Recorded data Block Start

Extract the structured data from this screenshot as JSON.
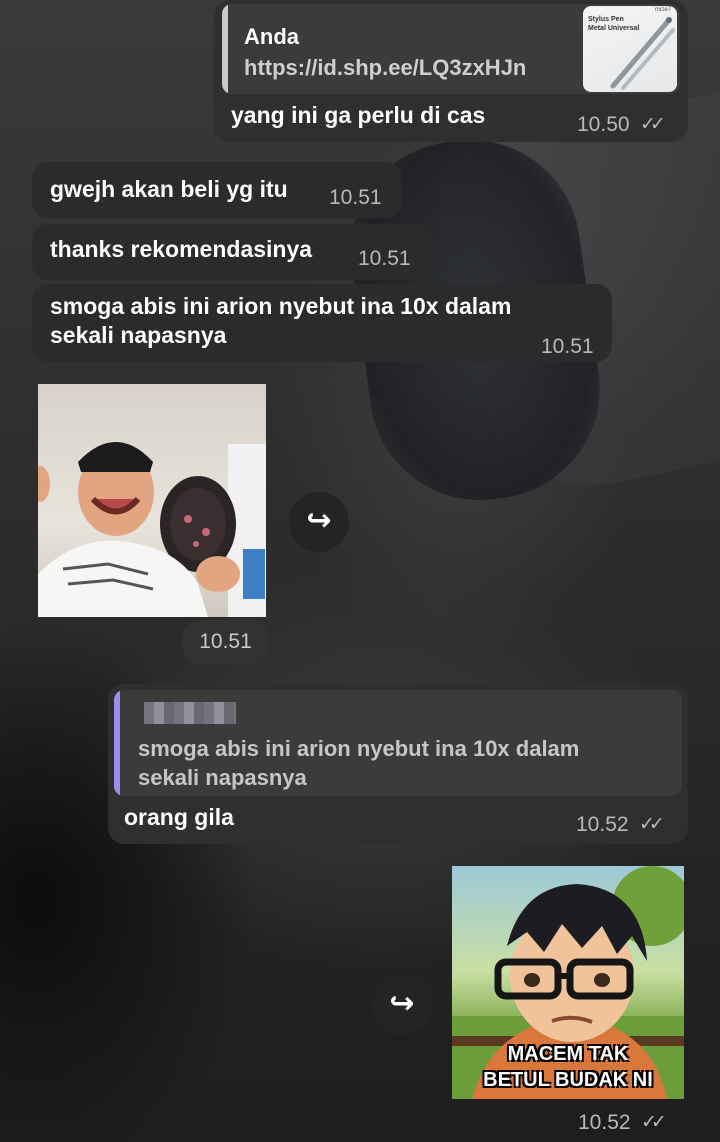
{
  "colors": {
    "bubble_out": "#2f2f2f",
    "bubble_in": "#2b2b2b",
    "reply_accent": "#9b8cf0",
    "text": "#ffffff",
    "meta": "#b9b9b9"
  },
  "messages": {
    "m1": {
      "reply_author": "Anda",
      "reply_link": "https://id.shp.ee/LQ3zxHJn",
      "thumb_brand": "mize7",
      "thumb_title_1": "Stylus Pen",
      "thumb_title_2": "Metal Universal",
      "text": "yang ini ga perlu di cas",
      "time": "10.50",
      "ticks": "✓✓"
    },
    "m2": {
      "text": "gwejh akan beli yg itu",
      "time": "10.51"
    },
    "m3": {
      "text": "thanks rekomendasinya",
      "time": "10.51"
    },
    "m4": {
      "line1": "smoga abis ini arion nyebut ina 10x dalam",
      "line2": "sekali napasnya",
      "time": "10.51"
    },
    "m5": {
      "time": "10.51",
      "forward_icon": "forward-icon"
    },
    "m6": {
      "reply_line1": "smoga abis ini arion nyebut ina 10x dalam",
      "reply_line2": "sekali napasnya",
      "text": "orang gila",
      "time": "10.52",
      "ticks": "✓✓"
    },
    "m7": {
      "caption_1": "MACEM TAK",
      "caption_2": "BETUL BUDAK NI",
      "time": "10.52",
      "ticks": "✓✓",
      "forward_icon": "forward-icon"
    }
  }
}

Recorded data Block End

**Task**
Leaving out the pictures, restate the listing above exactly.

**Problem solution**
Extract the structured data from this screenshot as JSON.
{
  "colors": {
    "bubble_out": "#2f2f2f",
    "bubble_in": "#2b2b2b",
    "reply_accent": "#9b8cf0",
    "text": "#ffffff",
    "meta": "#b9b9b9"
  },
  "messages": {
    "m1": {
      "reply_author": "Anda",
      "reply_link": "https://id.shp.ee/LQ3zxHJn",
      "thumb_brand": "mize7",
      "thumb_title_1": "Stylus Pen",
      "thumb_title_2": "Metal Universal",
      "text": "yang ini ga perlu di cas",
      "time": "10.50",
      "ticks": "✓✓"
    },
    "m2": {
      "text": "gwejh akan beli yg itu",
      "time": "10.51"
    },
    "m3": {
      "text": "thanks rekomendasinya",
      "time": "10.51"
    },
    "m4": {
      "line1": "smoga abis ini arion nyebut ina 10x dalam",
      "line2": "sekali napasnya",
      "time": "10.51"
    },
    "m5": {
      "time": "10.51",
      "forward_icon": "forward-icon"
    },
    "m6": {
      "reply_line1": "smoga abis ini arion nyebut ina 10x dalam",
      "reply_line2": "sekali napasnya",
      "text": "orang gila",
      "time": "10.52",
      "ticks": "✓✓"
    },
    "m7": {
      "caption_1": "MACEM TAK",
      "caption_2": "BETUL BUDAK NI",
      "time": "10.52",
      "ticks": "✓✓",
      "forward_icon": "forward-icon"
    }
  }
}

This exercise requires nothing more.